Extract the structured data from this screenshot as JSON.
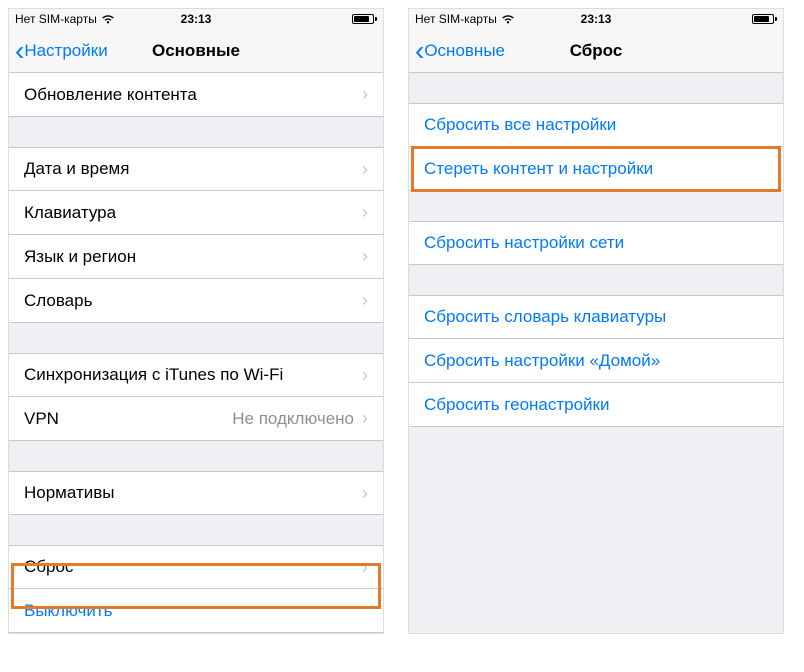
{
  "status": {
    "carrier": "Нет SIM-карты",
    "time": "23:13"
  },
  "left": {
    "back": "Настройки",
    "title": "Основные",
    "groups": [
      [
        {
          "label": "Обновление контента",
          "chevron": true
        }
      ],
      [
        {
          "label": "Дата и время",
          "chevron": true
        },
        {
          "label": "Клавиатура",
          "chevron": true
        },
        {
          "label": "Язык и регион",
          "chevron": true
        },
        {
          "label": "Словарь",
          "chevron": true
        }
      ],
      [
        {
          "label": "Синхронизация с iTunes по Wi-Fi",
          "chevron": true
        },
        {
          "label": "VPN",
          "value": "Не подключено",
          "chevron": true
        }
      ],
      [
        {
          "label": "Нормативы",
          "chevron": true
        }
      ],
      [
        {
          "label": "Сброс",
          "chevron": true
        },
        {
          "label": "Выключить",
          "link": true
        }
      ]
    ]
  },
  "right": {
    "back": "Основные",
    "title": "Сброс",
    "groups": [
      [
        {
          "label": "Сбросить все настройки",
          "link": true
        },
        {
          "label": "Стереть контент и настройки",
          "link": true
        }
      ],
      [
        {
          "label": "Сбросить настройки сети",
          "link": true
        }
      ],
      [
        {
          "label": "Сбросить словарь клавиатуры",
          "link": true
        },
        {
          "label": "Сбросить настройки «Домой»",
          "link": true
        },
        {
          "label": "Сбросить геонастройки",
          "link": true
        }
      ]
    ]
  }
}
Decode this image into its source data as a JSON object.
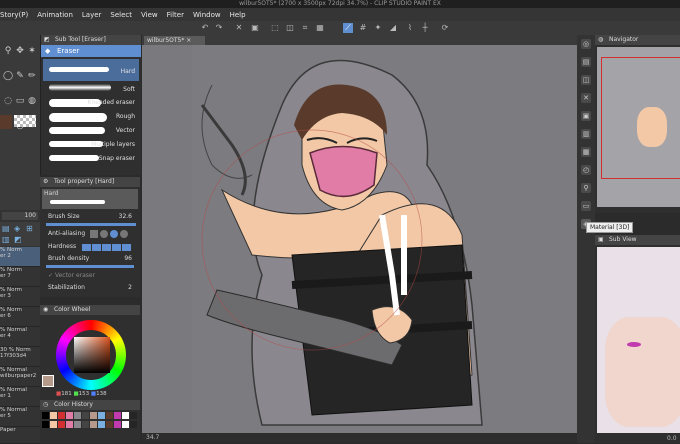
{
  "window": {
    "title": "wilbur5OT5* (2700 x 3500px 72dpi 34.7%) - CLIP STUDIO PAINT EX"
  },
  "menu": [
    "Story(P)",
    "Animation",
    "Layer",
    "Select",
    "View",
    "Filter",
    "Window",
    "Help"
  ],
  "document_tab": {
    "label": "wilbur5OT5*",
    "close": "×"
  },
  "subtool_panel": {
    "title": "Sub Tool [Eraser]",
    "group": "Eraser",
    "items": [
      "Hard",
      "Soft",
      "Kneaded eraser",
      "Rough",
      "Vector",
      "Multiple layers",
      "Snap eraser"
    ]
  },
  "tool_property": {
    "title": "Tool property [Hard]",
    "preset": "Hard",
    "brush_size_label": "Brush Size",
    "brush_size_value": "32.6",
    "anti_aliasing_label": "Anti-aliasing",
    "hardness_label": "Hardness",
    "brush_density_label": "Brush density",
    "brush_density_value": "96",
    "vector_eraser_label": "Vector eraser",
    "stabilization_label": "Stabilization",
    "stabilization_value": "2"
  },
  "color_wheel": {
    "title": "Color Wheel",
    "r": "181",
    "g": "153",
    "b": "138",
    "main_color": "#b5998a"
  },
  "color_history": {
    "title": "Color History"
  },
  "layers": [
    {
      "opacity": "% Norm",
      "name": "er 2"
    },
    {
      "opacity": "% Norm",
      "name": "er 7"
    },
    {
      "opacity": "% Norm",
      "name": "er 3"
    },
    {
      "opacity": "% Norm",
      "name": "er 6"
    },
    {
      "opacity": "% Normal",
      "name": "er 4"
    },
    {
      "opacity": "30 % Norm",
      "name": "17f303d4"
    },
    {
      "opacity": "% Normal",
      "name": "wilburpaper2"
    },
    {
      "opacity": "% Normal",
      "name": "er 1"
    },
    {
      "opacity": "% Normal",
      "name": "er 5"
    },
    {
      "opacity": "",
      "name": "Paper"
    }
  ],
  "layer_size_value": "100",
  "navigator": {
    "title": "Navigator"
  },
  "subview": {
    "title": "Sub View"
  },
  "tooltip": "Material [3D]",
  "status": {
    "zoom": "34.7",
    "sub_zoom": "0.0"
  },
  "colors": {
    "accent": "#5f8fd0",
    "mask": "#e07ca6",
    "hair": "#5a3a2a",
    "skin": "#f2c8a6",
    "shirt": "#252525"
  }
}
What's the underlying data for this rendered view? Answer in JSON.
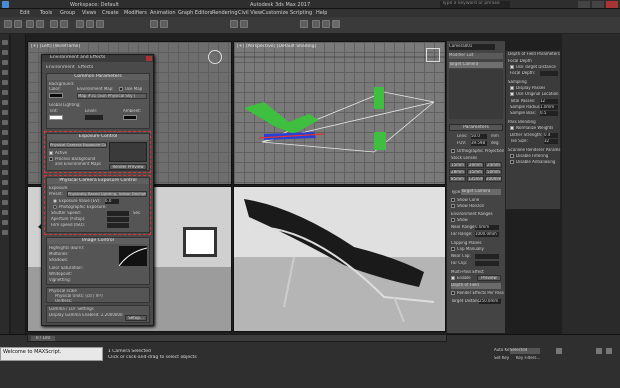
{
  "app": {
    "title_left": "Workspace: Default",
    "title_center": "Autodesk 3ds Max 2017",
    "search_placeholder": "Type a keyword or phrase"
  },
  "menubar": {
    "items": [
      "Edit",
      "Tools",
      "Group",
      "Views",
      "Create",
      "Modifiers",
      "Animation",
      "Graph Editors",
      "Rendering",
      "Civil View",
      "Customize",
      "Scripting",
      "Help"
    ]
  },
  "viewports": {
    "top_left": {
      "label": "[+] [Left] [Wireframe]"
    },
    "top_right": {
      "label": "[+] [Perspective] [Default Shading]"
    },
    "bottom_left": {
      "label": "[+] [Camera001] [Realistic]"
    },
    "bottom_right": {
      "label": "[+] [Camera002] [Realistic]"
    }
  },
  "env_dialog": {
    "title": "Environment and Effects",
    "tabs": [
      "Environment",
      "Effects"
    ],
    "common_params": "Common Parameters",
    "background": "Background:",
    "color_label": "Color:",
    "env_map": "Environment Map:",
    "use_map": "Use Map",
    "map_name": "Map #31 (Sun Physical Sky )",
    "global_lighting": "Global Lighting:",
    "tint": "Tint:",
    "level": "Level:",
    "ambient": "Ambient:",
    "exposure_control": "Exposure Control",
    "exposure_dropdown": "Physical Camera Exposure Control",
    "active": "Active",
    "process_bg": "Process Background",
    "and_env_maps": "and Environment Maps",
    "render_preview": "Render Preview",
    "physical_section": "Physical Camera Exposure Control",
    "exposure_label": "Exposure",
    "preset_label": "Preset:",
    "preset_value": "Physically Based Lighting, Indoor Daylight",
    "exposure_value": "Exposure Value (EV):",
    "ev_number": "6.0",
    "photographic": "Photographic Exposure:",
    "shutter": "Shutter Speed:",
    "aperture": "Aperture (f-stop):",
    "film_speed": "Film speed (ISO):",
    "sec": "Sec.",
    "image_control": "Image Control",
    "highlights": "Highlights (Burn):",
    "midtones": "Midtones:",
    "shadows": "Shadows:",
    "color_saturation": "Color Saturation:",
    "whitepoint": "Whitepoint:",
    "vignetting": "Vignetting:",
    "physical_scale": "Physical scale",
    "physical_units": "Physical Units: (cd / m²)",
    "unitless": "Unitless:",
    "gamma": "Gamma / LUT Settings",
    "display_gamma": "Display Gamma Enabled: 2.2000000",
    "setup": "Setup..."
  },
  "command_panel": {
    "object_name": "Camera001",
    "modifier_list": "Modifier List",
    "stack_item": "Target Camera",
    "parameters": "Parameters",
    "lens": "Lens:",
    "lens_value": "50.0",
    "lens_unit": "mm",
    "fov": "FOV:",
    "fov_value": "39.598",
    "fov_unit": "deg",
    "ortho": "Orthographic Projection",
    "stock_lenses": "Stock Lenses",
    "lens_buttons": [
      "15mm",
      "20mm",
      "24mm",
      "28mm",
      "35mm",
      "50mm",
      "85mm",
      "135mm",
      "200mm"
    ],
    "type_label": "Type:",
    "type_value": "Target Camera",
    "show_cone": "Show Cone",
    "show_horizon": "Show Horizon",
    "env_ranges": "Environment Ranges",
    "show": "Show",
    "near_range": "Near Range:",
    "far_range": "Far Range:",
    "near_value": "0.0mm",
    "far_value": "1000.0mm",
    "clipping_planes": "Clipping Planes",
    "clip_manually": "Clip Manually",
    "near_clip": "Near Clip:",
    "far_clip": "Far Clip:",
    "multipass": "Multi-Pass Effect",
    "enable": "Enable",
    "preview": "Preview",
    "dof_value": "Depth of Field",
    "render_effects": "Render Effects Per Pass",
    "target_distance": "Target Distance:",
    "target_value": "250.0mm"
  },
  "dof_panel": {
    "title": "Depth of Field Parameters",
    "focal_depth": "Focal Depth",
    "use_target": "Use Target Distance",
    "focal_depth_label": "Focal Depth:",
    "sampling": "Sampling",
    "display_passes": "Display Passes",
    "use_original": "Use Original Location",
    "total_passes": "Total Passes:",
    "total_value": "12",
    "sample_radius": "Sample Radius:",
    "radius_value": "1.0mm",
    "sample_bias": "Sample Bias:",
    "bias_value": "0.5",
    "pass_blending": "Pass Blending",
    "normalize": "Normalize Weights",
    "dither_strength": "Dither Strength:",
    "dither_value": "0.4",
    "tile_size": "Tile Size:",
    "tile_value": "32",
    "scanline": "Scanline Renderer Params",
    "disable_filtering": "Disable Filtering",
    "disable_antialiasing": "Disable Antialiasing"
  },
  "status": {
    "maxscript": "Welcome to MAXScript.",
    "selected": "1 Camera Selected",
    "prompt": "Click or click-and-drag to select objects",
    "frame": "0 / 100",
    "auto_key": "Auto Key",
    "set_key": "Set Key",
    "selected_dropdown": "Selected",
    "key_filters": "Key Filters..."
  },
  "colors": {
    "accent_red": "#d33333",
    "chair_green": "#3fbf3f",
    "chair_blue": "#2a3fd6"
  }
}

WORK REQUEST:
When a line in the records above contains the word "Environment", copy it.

YOUR RESPONSE:
    "title": "Environment and Effects",
      "Environment",
    "env_map": "Environment Map:",
    "and_env_maps": "and Environment Maps",
    "env_ranges": "Environment Ranges",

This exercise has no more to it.